═══ Data listing

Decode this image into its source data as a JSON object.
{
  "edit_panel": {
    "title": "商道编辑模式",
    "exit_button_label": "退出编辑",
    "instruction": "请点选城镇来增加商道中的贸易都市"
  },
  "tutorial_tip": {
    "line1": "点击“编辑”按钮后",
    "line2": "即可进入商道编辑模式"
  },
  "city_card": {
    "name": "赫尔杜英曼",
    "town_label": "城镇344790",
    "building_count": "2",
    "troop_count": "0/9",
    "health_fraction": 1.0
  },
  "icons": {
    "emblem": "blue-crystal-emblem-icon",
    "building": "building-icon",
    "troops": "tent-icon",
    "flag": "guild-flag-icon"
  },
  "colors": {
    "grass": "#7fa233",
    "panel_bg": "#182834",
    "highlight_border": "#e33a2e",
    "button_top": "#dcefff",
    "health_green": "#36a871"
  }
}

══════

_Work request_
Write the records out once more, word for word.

_Solution to this exercise_
Decode this image into its source data as a JSON object.
{
  "edit_panel": {
    "title": "商道编辑模式",
    "exit_button_label": "退出编辑",
    "instruction": "请点选城镇来增加商道中的贸易都市"
  },
  "tutorial_tip": {
    "line1": "点击“编辑”按钮后",
    "line2": "即可进入商道编辑模式"
  },
  "city_card": {
    "name": "赫尔杜英曼",
    "town_label": "城镇344790",
    "building_count": "2",
    "troop_count": "0/9",
    "health_fraction": 1.0
  },
  "icons": {
    "emblem": "blue-crystal-emblem-icon",
    "building": "building-icon",
    "troops": "tent-icon",
    "flag": "guild-flag-icon"
  },
  "colors": {
    "grass": "#7fa233",
    "panel_bg": "#182834",
    "highlight_border": "#e33a2e",
    "button_top": "#dcefff",
    "health_green": "#36a871"
  }
}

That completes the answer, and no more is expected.